Rani Yan Yan similarly assisted in producing video documentaries in indigenous and Bangla languages about hygiene practices and physical distancing protocols.
To address the issue of food security, she also collaborated with the world’s largest non-government organisation, BRAC (which is based in Bangladesh), to mobilise emergency relief support to 5000 families living in remote villages. For this initiative, she worked with several youth organisations and mobilised them to assist in the implementation of activities, such as developing lists of families in need of assistance and distributing relief packs to these recipients.
“As I worked closely with marginalised people, their hardship and struggles taught me to become a fully sentient human being. As a responsible citizen, I consider it my obligation to work for people in need in any circumstance,” she says.
During the pandemic, Rani Yan Yan has used virtual platforms to connect with friends, colleagues and activists working on similar advocacy initiatives. To encourage positivity during these uncertain times, she promotes stories about collective strength and the resilience of her community.
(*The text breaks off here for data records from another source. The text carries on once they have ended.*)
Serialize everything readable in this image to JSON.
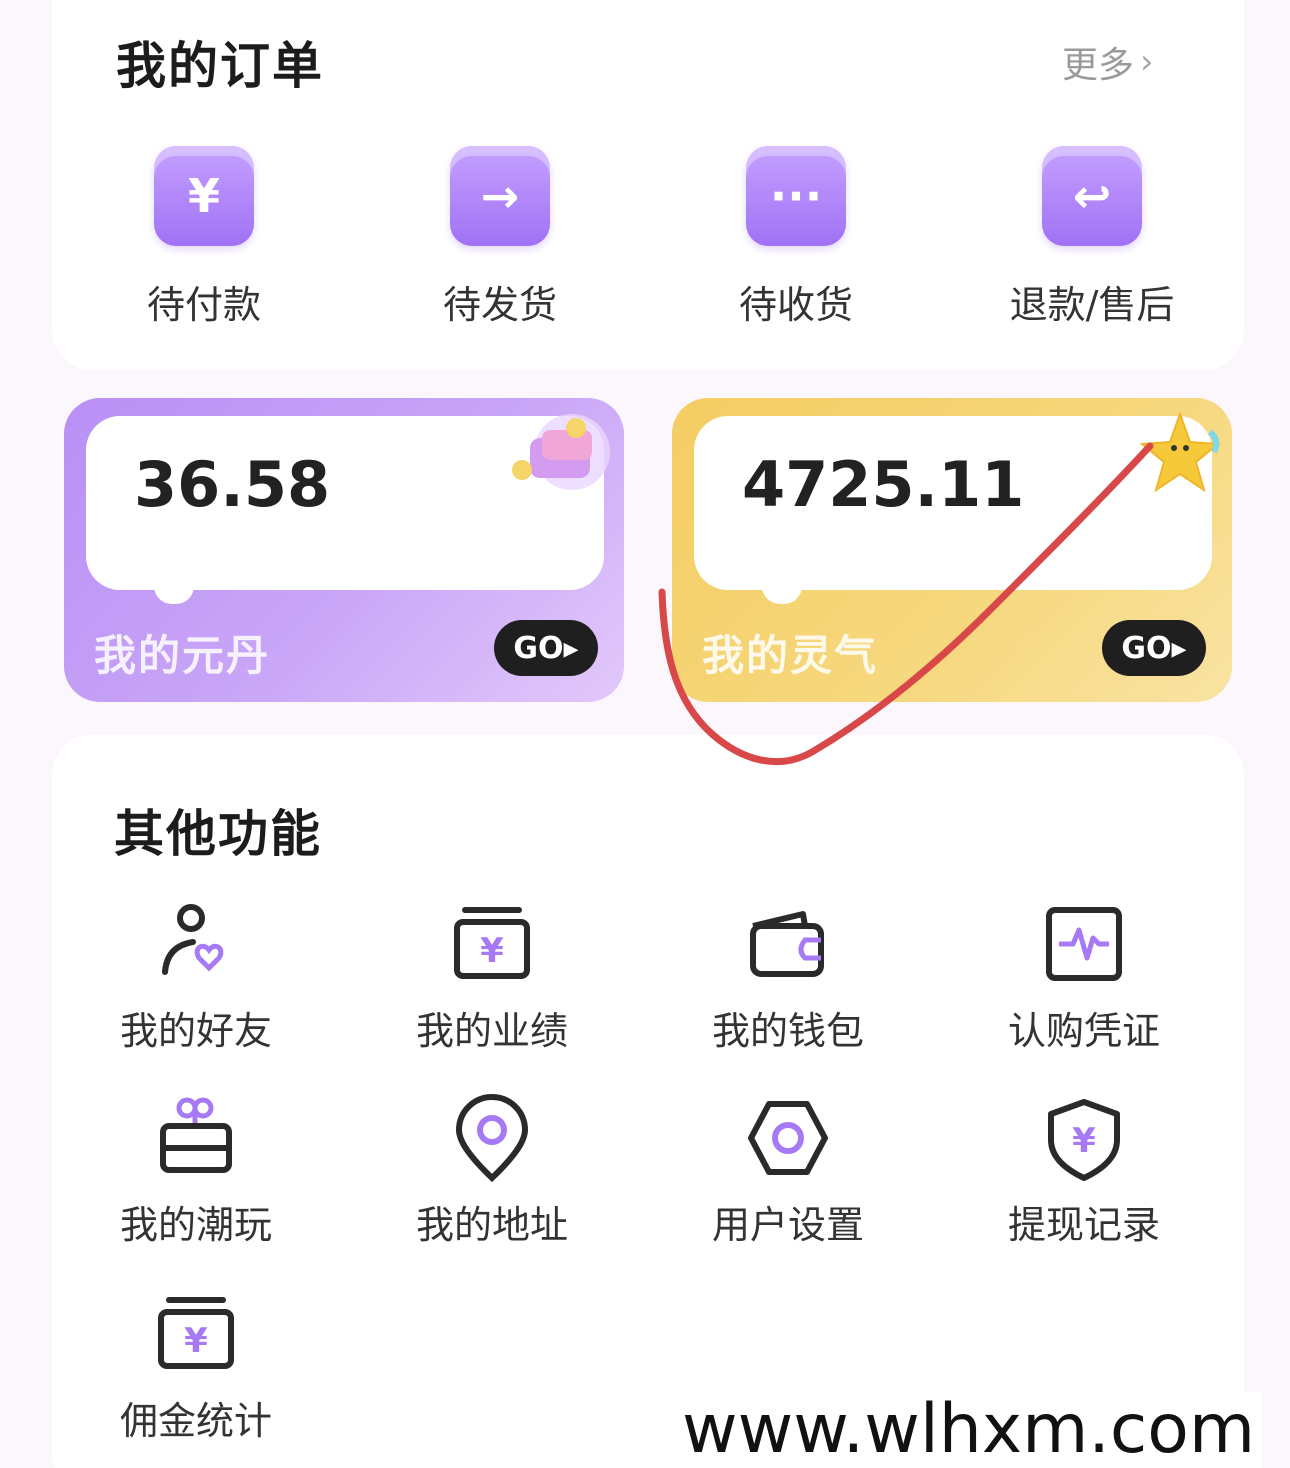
{
  "orders": {
    "title": "我的订单",
    "more_label": "更多",
    "items": [
      {
        "label": "待付款",
        "icon": "yen-icon",
        "glyph": "¥"
      },
      {
        "label": "待发货",
        "icon": "arrow-right-icon",
        "glyph": "→"
      },
      {
        "label": "待收货",
        "icon": "dots-icon",
        "glyph": "···"
      },
      {
        "label": "退款/售后",
        "icon": "return-icon",
        "glyph": "↩"
      }
    ]
  },
  "assets": {
    "yuandan": {
      "value": "36.58",
      "name": "我的元丹",
      "go_label": "GO▸"
    },
    "lingqi": {
      "value": "4725.11",
      "name": "我的灵气",
      "go_label": "GO▸"
    }
  },
  "other": {
    "title": "其他功能",
    "items": [
      {
        "label": "我的好友",
        "icon": "friend-heart-icon"
      },
      {
        "label": "我的业绩",
        "icon": "yen-box-icon"
      },
      {
        "label": "我的钱包",
        "icon": "wallet-icon"
      },
      {
        "label": "认购凭证",
        "icon": "pulse-icon"
      },
      {
        "label": "我的潮玩",
        "icon": "gift-icon"
      },
      {
        "label": "我的地址",
        "icon": "location-icon"
      },
      {
        "label": "用户设置",
        "icon": "settings-hex-icon"
      },
      {
        "label": "提现记录",
        "icon": "shield-yen-icon"
      },
      {
        "label": "佣金统计",
        "icon": "yen-box-icon"
      }
    ]
  },
  "colors": {
    "accent_purple": "#a679f5",
    "icon_dark": "#2a2a2a",
    "scribble_red": "#d94848"
  },
  "watermark": "www.wlhxm.com"
}
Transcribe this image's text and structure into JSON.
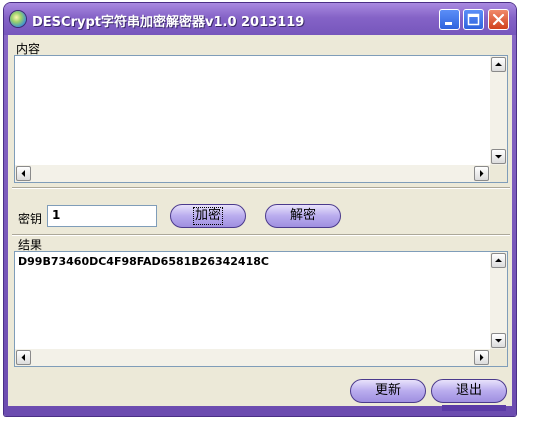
{
  "window": {
    "title": "DESCrypt字符串加密解密器v1.0 2013119",
    "app_icon": "globe-icon"
  },
  "titlebar_buttons": {
    "minimize_icon": "minimize-icon",
    "maximize_icon": "maximize-icon",
    "close_icon": "close-icon"
  },
  "content_section": {
    "label": "内容",
    "text": ""
  },
  "key": {
    "label": "密钥",
    "value": "1"
  },
  "buttons": {
    "encrypt": "加密",
    "decrypt": "解密",
    "update": "更新",
    "exit": "退出"
  },
  "result_section": {
    "label": "结果",
    "text": "D99B73460DC4F98FAD6581B26342418C"
  },
  "colors": {
    "title_bar": "#8563c7",
    "button_fill": "#b9acee",
    "client_bg": "#ece9d8"
  }
}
To motivate people to overcome the crises resulting from COVID-19, she shares stories of various initiatives undertaken by civil society and youth groups. She has also actively engaged and mentored such youth groups in relief efforts so that they can be mobilised to build a strong community spirit.
Her Australia Awards experience steered her career path and significantly altered her attitude towards life. The learning experience in South Australia has developed her analytical and research skills and boosted her confidence to venture outside of her comfort zone. Her knowledge of a multicultural society, where diversity is celebrated, has inspired her vision for an equitable society in Bangladesh.
“My education and working experiences have culminated in me choosing an extremely challenging, but fulfilling, life path,” Rani Yan Yan says. “Activism is not a career path, it is a way of life.”